This first attempt at a general compilation of data on the situation of women working full time in the home was used, in the years that followed, as a training and intervention tool by numerous activists in the feminist, community, and union movements, and also by political parties.
When Mariarosa Dalla Costa and Selma James came to Montreal in the spring of 1973 to discuss the ideas expressed in their book, The Power of Women and the Subversion of the Community
, many women recognized themselves in the discourse expressed by the authors, according to which “all women are houseworkers.” The question was already in the air. Opposition political parties on both the left and the right were weighing the idea of paying “the housewife” (and not the housework
itself, regardless of the person performing it). The National Council of Welfare, an independent agency charged with advising the Canadian government on welfare, recommended such wages in its 1972 report.11
Similarly, in 1973, some authors, such as Marcelle Dolment and Marcel Barthe, suggested the creation of a “new class of workers” called “home educators.”12
They proposed that this aspect of housework be paid: a full-time wage for parents of children aged zero to six years, and a half-time wage for parents of children six to thirteen years; the parent who decided to stay at home for this period of the children’s life would receive the salary. Among women’s associations, AFEAS (Association féminine d’éducation et d’action sociale), the membership of which was mainly women at home, had been demanding an “allowance for the mother at home in recognition of the work of educating small children” since 1968.13
The perspective expressed by Dalla Costa and James in The Power of Women and the Subversion of the Community
was different. Like so many other neo-feminist demands, it was anchored in a critique of society. “The neo-feminists’ new contribution, however, was to include these demands in an analysis of society that completely challenged the traditional role of women within the family and aimed to fight against the profound causes of the specific oppression of which women were victims” ... in capitalist society, I would add, to be faithful to the spirit of the times.14
Neo-feminism, in effect, was born in the wake of the New Left.
Graffiti: “Toutes les femmes sont d’abord ménagères” (All women are houseworkers first). Photo: Raymonde Lamothe.
NEO-FEMINISM: IN THE CIRCLE OF INFLUENCE OF THE NEW LEFT
A shared social and intellectual climate brought autonomous groups of women together as neo-feminism was being born.15
This early era was that of the publication of The Power of Women
. Some neo-feminist authors sought to identify the currents of feminist ideas emerging at the time. In general, there were three major trends, united under the banner of the autonomous struggle of women: a reformist (or liberal) trend, a “New Left” trend (bringing together “revolutionary feminists” or “politicos” or unorthodox socialists and Marxists), and a cultural or “women’s lib” trend, which would be called radical and also included leftist feminists.16
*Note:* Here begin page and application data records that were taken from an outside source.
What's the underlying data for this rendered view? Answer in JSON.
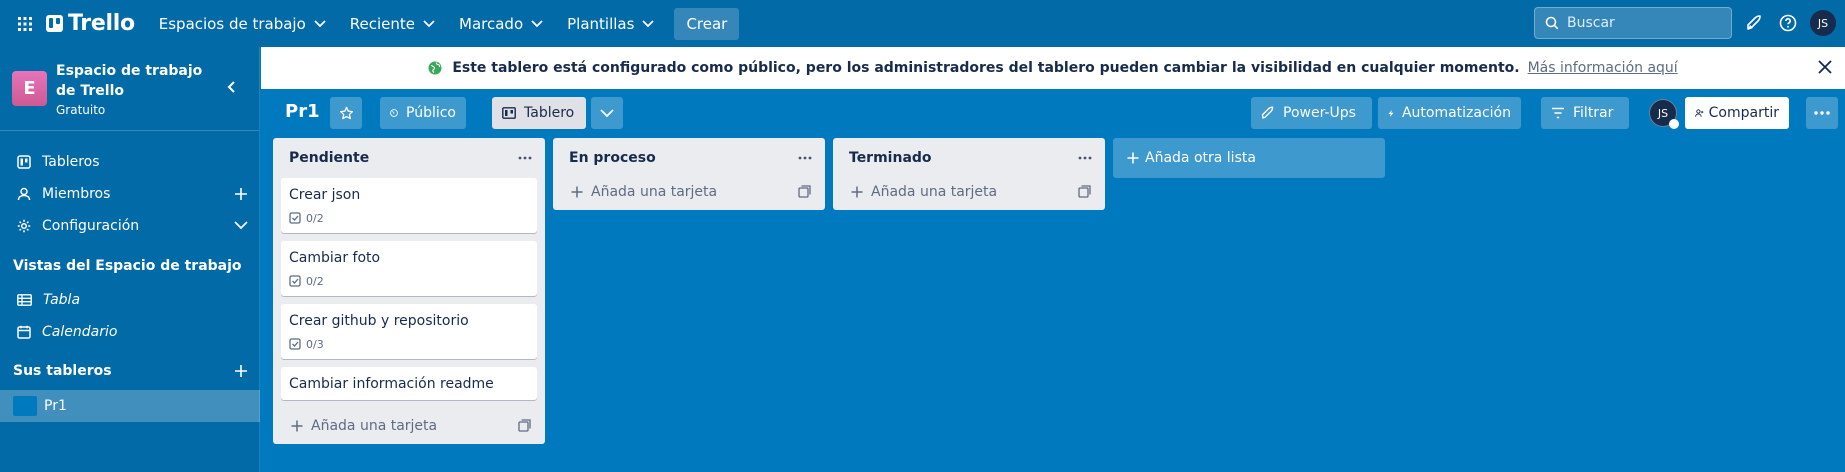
{
  "topnav": {
    "logo": "Trello",
    "menus": [
      {
        "label": "Espacios de trabajo"
      },
      {
        "label": "Reciente"
      },
      {
        "label": "Marcado"
      },
      {
        "label": "Plantillas"
      }
    ],
    "create": "Crear",
    "search_placeholder": "Buscar",
    "user_initials": "JS"
  },
  "sidebar": {
    "workspace_initial": "E",
    "workspace_name": "Espacio de trabajo de Trello",
    "workspace_plan": "Gratuito",
    "items": [
      {
        "label": "Tableros"
      },
      {
        "label": "Miembros"
      },
      {
        "label": "Configuración"
      }
    ],
    "views_title": "Vistas del Espacio de trabajo",
    "views": [
      {
        "label": "Tabla"
      },
      {
        "label": "Calendario"
      }
    ],
    "boards_title": "Sus tableros",
    "boards": [
      {
        "label": "Pr1",
        "color": "#0079bf"
      }
    ]
  },
  "banner": {
    "message": "Este tablero está configurado como público, pero los administradores del tablero pueden cambiar la visibilidad en cualquier momento.",
    "link": "Más información aquí"
  },
  "board": {
    "title": "Pr1",
    "visibility": "Público",
    "view": "Tablero",
    "powerups": "Power-Ups",
    "automation": "Automatización",
    "filter": "Filtrar",
    "member_initials": "JS",
    "share": "Compartir"
  },
  "lists": [
    {
      "title": "Pendiente",
      "cards": [
        {
          "title": "Crear json",
          "checklist": "0/2"
        },
        {
          "title": "Cambiar foto",
          "checklist": "0/2"
        },
        {
          "title": "Crear github y repositorio",
          "checklist": "0/3"
        },
        {
          "title": "Cambiar información readme",
          "checklist": ""
        }
      ],
      "add_card": "Añada una tarjeta"
    },
    {
      "title": "En proceso",
      "cards": [],
      "add_card": "Añada una tarjeta"
    },
    {
      "title": "Terminado",
      "cards": [],
      "add_card": "Añada una tarjeta"
    }
  ],
  "add_list": "Añada otra lista",
  "colors": {
    "board_bg": "#0079bf",
    "header_bg": "#026aa7",
    "list_bg": "#ebecf0",
    "workspace_avatar": "#e774bb"
  }
}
For the purpose of this book, I limit myself to the intellectual sphere of the last two trends, as they are more pertinent to my subject. Because at first they were not clearly delineated, these trends require a few clarifications.
The New Left
The New Left, a banner under which many activists were gathered at the inception of neo-feminism, was essentially an eclectic movement in terms of ideology, and very differentiated by country and by tradition of thought on social transformation. In the United States, New Left feminist activists drew on the ideals borne by the anti-racist struggles of the civil rights movement and were much less marked and influenced by the tradition of socialist and Marxist
thought than were the activists in France, Italy, and Great Britain. In Quebec, a “colonial-colonized” society, a go...